• **How to complete this task**:
Whatever the data contains, copy all of it exactly.
········
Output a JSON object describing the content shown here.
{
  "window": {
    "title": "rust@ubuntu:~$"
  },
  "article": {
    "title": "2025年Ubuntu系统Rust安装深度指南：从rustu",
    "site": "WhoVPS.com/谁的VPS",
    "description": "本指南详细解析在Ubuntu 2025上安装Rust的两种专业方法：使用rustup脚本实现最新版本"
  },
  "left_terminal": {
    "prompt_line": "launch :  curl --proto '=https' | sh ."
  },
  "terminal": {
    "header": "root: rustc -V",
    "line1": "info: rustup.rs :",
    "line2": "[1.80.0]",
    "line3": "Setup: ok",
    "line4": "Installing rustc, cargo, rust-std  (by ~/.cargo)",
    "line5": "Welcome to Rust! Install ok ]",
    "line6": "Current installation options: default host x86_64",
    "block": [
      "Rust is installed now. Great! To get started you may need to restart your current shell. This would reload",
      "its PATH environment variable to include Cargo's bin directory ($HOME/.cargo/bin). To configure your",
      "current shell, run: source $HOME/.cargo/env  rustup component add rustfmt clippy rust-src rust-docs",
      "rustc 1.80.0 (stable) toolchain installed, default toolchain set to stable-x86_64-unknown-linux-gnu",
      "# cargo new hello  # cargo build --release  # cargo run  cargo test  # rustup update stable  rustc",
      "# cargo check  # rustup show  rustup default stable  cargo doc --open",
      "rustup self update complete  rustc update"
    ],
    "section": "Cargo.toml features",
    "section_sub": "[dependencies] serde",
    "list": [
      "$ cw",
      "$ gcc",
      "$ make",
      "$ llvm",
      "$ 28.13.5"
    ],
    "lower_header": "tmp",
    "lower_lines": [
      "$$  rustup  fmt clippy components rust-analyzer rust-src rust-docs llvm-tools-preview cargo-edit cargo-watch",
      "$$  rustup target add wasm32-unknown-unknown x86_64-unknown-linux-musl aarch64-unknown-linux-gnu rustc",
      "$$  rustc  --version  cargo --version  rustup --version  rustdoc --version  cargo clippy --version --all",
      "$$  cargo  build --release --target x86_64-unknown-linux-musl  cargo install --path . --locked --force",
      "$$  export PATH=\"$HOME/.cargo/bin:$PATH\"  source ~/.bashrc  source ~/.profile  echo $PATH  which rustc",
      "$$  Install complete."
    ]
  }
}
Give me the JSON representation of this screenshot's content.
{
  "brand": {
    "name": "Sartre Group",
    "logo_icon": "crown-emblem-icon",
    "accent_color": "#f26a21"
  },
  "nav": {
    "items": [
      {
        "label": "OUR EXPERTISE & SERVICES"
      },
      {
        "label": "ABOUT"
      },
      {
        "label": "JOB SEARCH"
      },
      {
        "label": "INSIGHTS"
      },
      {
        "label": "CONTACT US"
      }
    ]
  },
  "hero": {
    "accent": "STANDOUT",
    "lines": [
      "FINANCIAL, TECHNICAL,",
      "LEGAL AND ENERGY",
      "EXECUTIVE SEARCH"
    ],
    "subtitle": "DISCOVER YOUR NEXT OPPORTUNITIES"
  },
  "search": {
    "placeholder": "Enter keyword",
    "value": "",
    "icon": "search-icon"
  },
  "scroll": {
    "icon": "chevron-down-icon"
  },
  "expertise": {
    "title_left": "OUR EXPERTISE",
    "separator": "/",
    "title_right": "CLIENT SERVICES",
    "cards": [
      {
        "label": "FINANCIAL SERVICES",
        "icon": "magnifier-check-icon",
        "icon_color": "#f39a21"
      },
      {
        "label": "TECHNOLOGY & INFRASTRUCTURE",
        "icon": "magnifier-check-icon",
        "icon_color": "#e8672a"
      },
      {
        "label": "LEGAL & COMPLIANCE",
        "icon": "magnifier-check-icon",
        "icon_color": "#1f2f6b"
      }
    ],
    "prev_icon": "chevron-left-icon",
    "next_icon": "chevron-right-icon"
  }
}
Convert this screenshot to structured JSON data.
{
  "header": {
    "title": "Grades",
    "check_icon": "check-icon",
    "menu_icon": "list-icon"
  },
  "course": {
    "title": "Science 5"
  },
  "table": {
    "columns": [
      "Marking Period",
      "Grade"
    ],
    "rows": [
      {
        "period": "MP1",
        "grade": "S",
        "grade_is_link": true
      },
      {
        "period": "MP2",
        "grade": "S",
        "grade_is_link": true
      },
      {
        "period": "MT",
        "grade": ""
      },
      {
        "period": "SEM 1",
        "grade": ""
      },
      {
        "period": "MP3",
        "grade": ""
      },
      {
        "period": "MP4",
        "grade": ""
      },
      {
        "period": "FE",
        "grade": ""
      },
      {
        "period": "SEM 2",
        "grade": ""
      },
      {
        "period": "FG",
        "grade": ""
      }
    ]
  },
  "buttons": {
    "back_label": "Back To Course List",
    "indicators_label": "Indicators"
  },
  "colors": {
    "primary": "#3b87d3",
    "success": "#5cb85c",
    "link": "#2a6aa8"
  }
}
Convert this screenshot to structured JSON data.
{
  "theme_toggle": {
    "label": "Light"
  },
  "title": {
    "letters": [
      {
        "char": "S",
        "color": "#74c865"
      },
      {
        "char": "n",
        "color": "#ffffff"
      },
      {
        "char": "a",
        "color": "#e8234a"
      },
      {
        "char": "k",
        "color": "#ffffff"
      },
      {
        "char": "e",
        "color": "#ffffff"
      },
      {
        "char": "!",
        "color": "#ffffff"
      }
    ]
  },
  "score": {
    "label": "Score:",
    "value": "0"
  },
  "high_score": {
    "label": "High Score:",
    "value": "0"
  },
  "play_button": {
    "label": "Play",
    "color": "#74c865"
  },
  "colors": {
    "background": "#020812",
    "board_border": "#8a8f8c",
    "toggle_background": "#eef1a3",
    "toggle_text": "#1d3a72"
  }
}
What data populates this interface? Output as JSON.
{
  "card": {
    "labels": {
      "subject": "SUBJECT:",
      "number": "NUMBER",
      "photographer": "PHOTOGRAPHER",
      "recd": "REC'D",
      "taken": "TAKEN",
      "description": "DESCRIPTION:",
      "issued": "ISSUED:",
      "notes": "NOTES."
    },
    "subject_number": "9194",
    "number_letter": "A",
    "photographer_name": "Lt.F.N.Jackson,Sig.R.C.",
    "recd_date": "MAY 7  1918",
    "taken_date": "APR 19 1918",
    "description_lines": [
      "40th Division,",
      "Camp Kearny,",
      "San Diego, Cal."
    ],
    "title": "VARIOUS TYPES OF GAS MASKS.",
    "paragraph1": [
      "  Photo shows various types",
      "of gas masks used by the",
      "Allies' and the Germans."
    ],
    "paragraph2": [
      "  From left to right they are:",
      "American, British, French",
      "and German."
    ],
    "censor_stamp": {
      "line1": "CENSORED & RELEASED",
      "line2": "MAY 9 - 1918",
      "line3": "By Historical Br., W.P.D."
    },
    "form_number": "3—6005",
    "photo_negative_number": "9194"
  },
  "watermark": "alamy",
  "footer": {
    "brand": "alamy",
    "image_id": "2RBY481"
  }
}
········
• **Response below**:
Output a JSON object describing the content shown here.
{
  "window": {
    "title": "rust@ubuntu:~$"
  },
  "article": {
    "title": "2025年Ubuntu系统Rust安装深度指南：从rustu",
    "site": "WhoVPS.com/谁的VPS",
    "description": "本指南详细解析在Ubuntu 2025上安装Rust的两种专业方法：使用rustup脚本实现最新版本"
  },
  "left_terminal": {
    "prompt_line": "launch :  curl --proto '=https' | sh ."
  },
  "terminal": {
    "header": "root: rustc -V",
    "line1": "info: rustup.rs :",
    "line2": "[1.80.0]",
    "line3": "Setup: ok",
    "line4": "Installing rustc, cargo, rust-std  (by ~/.cargo)",
    "line5": "Welcome to Rust! Install ok ]",
    "line6": "Current installation options: default host x86_64",
    "block": [
      "Rust is installed now. Great! To get started you may need to restart your current shell. This would reload",
      "its PATH environment variable to include Cargo's bin directory ($HOME/.cargo/bin). To configure your",
      "current shell, run: source $HOME/.cargo/env  rustup component add rustfmt clippy rust-src rust-docs",
      "rustc 1.80.0 (stable) toolchain installed, default toolchain set to stable-x86_64-unknown-linux-gnu",
      "# cargo new hello  # cargo build --release  # cargo run  cargo test  # rustup update stable  rustc",
      "# cargo check  # rustup show  rustup default stable  cargo doc --open",
      "rustup self update complete  rustc update"
    ],
    "section": "Cargo.toml features",
    "section_sub": "[dependencies] serde",
    "list": [
      "$ cw",
      "$ gcc",
      "$ make",
      "$ llvm",
      "$ 28.13.5"
    ],
    "lower_header": "tmp",
    "lower_lines": [
      "$$  rustup  fmt clippy components rust-analyzer rust-src rust-docs llvm-tools-preview cargo-edit cargo-watch",
      "$$  rustup target add wasm32-unknown-unknown x86_64-unknown-linux-musl aarch64-unknown-linux-gnu rustc",
      "$$  rustc  --version  cargo --version  rustup --version  rustdoc --version  cargo clippy --version --all",
      "$$  cargo  build --release --target x86_64-unknown-linux-musl  cargo install --path . --locked --force",
      "$$  export PATH=\"$HOME/.cargo/bin:$PATH\"  source ~/.bashrc  source ~/.profile  echo $PATH  which rustc",
      "$$  Install complete."
    ]
  }
}
Give me the JSON representation of this screenshot's content.
{
  "brand": {
    "name": "Sartre Group",
    "logo_icon": "crown-emblem-icon",
    "accent_color": "#f26a21"
  },
  "nav": {
    "items": [
      {
        "label": "OUR EXPERTISE & SERVICES"
      },
      {
        "label": "ABOUT"
      },
      {
        "label": "JOB SEARCH"
      },
      {
        "label": "INSIGHTS"
      },
      {
        "label": "CONTACT US"
      }
    ]
  },
  "hero": {
    "accent": "STANDOUT",
    "lines": [
      "FINANCIAL, TECHNICAL,",
      "LEGAL AND ENERGY",
      "EXECUTIVE SEARCH"
    ],
    "subtitle": "DISCOVER YOUR NEXT OPPORTUNITIES"
  },
  "search": {
    "placeholder": "Enter keyword",
    "value": "",
    "icon": "search-icon"
  },
  "scroll": {
    "icon": "chevron-down-icon"
  },
  "expertise": {
    "title_left": "OUR EXPERTISE",
    "separator": "/",
    "title_right": "CLIENT SERVICES",
    "cards": [
      {
        "label": "FINANCIAL SERVICES",
        "icon": "magnifier-check-icon",
        "icon_color": "#f39a21"
      },
      {
        "label": "TECHNOLOGY & INFRASTRUCTURE",
        "icon": "magnifier-check-icon",
        "icon_color": "#e8672a"
      },
      {
        "label": "LEGAL & COMPLIANCE",
        "icon": "magnifier-check-icon",
        "icon_color": "#1f2f6b"
      }
    ],
    "prev_icon": "chevron-left-icon",
    "next_icon": "chevron-right-icon"
  }
}
Convert this screenshot to structured JSON data.
{
  "header": {
    "title": "Grades",
    "check_icon": "check-icon",
    "menu_icon": "list-icon"
  },
  "course": {
    "title": "Science 5"
  },
  "table": {
    "columns": [
      "Marking Period",
      "Grade"
    ],
    "rows": [
      {
        "period": "MP1",
        "grade": "S",
        "grade_is_link": true
      },
      {
        "period": "MP2",
        "grade": "S",
        "grade_is_link": true
      },
      {
        "period": "MT",
        "grade": ""
      },
      {
        "period": "SEM 1",
        "grade": ""
      },
      {
        "period": "MP3",
        "grade": ""
      },
      {
        "period": "MP4",
        "grade": ""
      },
      {
        "period": "FE",
        "grade": ""
      },
      {
        "period": "SEM 2",
        "grade": ""
      },
      {
        "period": "FG",
        "grade": ""
      }
    ]
  },
  "buttons": {
    "back_label": "Back To Course List",
    "indicators_label": "Indicators"
  },
  "colors": {
    "primary": "#3b87d3",
    "success": "#5cb85c",
    "link": "#2a6aa8"
  }
}
Convert this screenshot to structured JSON data.
{
  "theme_toggle": {
    "label": "Light"
  },
  "title": {
    "letters": [
      {
        "char": "S",
        "color": "#74c865"
      },
      {
        "char": "n",
        "color": "#ffffff"
      },
      {
        "char": "a",
        "color": "#e8234a"
      },
      {
        "char": "k",
        "color": "#ffffff"
      },
      {
        "char": "e",
        "color": "#ffffff"
      },
      {
        "char": "!",
        "color": "#ffffff"
      }
    ]
  },
  "score": {
    "label": "Score:",
    "value": "0"
  },
  "high_score": {
    "label": "High Score:",
    "value": "0"
  },
  "play_button": {
    "label": "Play",
    "color": "#74c865"
  },
  "colors": {
    "background": "#020812",
    "board_border": "#8a8f8c",
    "toggle_background": "#eef1a3",
    "toggle_text": "#1d3a72"
  }
}
What data populates this interface? Output as JSON.
{
  "card": {
    "labels": {
      "subject": "SUBJECT:",
      "number": "NUMBER",
      "photographer": "PHOTOGRAPHER",
      "recd": "REC'D",
      "taken": "TAKEN",
      "description": "DESCRIPTION:",
      "issued": "ISSUED:",
      "notes": "NOTES."
    },
    "subject_number": "9194",
    "number_letter": "A",
    "photographer_name": "Lt.F.N.Jackson,Sig.R.C.",
    "recd_date": "MAY 7  1918",
    "taken_date": "APR 19 1918",
    "description_lines": [
      "40th Division,",
      "Camp Kearny,",
      "San Diego, Cal."
    ],
    "title": "VARIOUS TYPES OF GAS MASKS.",
    "paragraph1": [
      "  Photo shows various types",
      "of gas masks used by the",
      "Allies' and the Germans."
    ],
    "paragraph2": [
      "  From left to right they are:",
      "American, British, French",
      "and German."
    ],
    "censor_stamp": {
      "line1": "CENSORED & RELEASED",
      "line2": "MAY 9 - 1918",
      "line3": "By Historical Br., W.P.D."
    },
    "form_number": "3—6005",
    "photo_negative_number": "9194"
  },
  "watermark": "alamy",
  "footer": {
    "brand": "alamy",
    "image_id": "2RBY481"
  }
}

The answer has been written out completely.